EXERCISE >> Look through the records below and state how many lines carry the string "data", adding nothing.
─── MATERIAL PROVIDED
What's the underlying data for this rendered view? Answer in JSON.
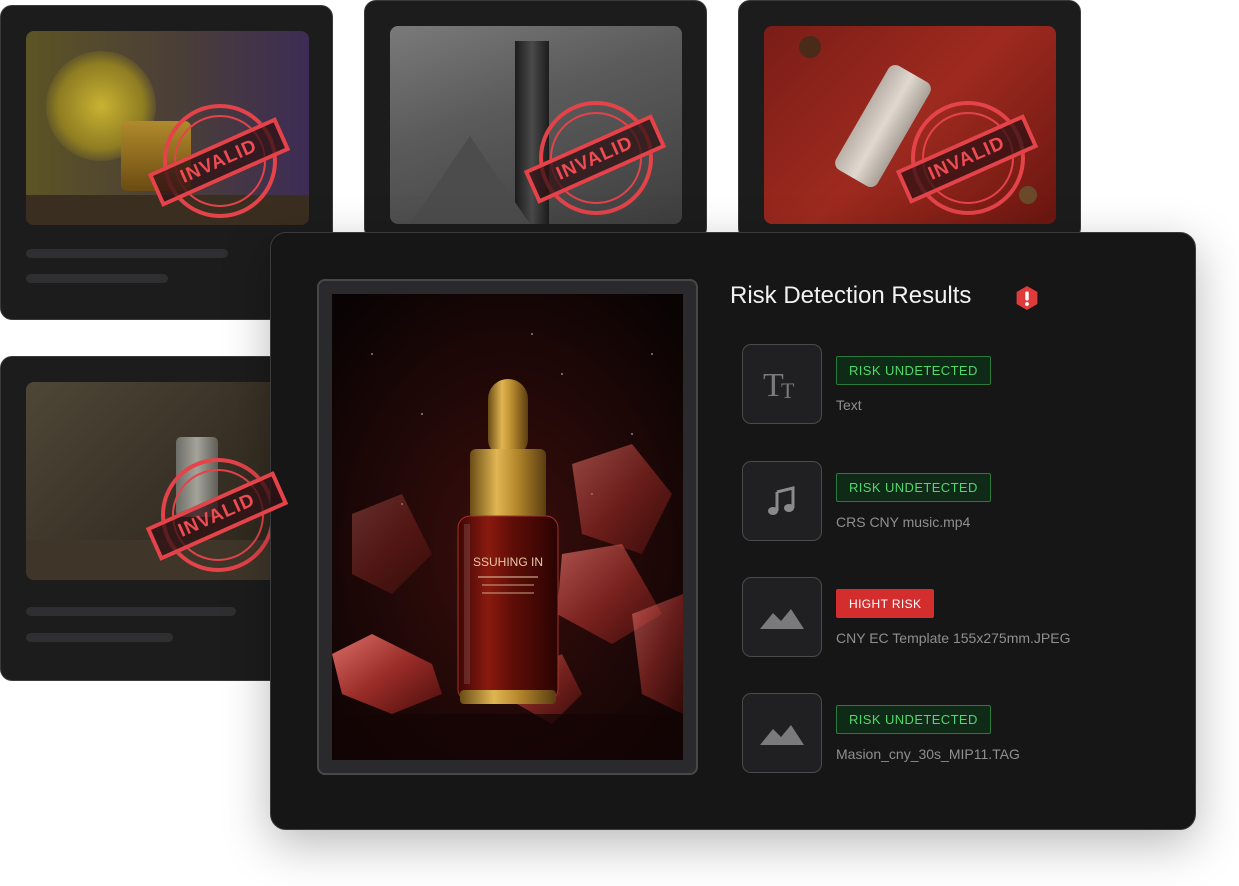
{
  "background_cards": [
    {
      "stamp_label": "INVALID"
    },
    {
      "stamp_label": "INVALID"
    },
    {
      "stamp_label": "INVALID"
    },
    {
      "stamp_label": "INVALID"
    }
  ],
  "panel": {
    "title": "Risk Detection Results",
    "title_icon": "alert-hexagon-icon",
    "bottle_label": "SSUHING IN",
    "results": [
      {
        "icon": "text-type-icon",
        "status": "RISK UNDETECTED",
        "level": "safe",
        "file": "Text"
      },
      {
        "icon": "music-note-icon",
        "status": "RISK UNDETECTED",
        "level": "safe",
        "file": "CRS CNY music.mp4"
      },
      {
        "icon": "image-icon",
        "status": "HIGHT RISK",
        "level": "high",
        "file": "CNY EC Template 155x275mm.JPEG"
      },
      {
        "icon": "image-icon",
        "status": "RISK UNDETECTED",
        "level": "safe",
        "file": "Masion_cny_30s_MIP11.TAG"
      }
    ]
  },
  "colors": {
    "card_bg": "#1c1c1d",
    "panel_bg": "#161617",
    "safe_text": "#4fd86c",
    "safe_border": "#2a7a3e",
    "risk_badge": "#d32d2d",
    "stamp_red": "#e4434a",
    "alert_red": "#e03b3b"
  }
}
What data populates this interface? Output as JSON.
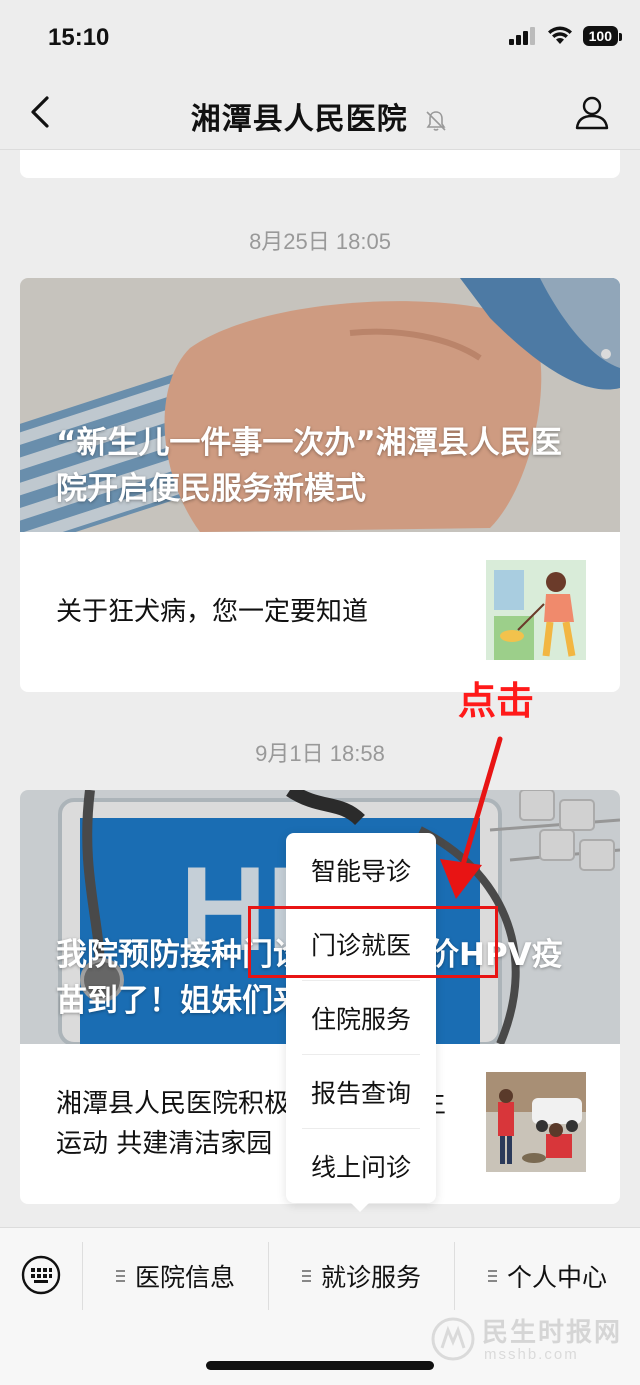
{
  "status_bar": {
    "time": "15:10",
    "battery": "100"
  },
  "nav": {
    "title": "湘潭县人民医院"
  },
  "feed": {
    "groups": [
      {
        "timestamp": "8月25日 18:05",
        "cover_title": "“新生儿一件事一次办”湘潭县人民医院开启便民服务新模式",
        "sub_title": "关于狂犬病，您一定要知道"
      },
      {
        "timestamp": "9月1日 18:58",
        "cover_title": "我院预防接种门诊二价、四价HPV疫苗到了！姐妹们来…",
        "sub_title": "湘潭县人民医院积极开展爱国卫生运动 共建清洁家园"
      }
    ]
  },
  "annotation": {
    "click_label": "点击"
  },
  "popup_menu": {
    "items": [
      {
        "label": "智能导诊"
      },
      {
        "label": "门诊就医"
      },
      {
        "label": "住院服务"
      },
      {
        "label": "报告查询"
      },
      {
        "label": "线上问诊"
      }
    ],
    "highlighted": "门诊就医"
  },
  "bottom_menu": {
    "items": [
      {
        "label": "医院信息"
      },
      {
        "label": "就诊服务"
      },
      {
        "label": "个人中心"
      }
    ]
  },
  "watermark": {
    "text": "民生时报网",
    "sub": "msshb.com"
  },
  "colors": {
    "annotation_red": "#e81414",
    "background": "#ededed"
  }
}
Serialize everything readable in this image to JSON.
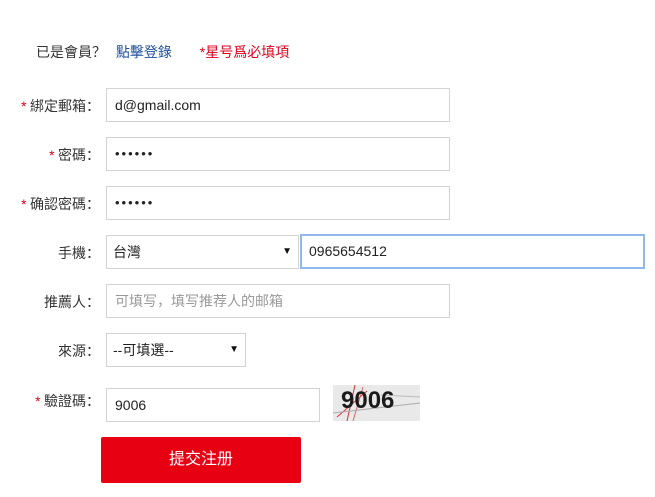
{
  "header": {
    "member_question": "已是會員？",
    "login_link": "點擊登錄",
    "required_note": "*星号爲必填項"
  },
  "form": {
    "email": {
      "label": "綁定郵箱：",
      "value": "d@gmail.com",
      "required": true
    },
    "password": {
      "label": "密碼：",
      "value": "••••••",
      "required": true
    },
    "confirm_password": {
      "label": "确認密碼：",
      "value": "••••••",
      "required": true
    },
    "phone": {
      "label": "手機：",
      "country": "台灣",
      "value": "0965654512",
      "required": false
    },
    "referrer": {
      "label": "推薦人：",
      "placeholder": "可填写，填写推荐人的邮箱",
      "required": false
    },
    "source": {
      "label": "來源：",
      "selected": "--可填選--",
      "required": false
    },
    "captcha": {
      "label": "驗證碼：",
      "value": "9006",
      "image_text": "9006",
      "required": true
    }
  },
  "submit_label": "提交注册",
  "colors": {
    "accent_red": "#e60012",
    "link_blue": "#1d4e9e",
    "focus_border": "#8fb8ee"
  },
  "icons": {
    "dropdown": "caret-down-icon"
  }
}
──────
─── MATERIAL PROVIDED
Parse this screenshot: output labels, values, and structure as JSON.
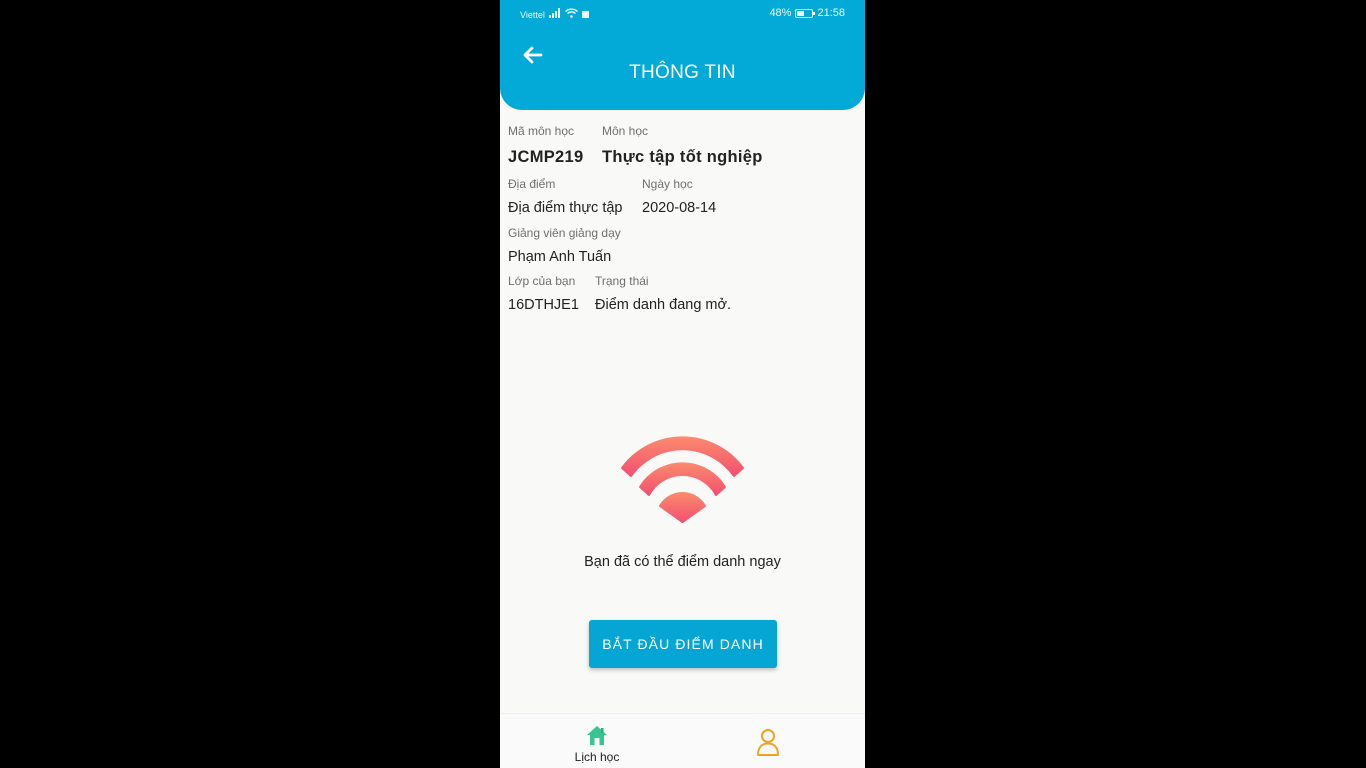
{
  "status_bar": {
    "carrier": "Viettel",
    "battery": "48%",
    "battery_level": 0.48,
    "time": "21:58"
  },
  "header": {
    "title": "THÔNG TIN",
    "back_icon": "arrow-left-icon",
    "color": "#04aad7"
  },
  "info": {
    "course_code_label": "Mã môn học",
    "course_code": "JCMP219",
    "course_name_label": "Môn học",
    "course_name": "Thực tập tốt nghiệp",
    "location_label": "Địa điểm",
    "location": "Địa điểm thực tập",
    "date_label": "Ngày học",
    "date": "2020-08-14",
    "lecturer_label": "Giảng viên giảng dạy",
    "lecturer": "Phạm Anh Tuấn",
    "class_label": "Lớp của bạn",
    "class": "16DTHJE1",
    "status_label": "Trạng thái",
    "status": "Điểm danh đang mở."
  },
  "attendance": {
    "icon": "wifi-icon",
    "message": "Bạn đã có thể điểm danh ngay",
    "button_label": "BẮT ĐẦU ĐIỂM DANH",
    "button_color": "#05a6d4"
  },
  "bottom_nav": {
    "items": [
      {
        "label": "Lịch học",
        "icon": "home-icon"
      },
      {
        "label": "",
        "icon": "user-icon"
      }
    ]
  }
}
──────
WORKED SOLUTION >> 2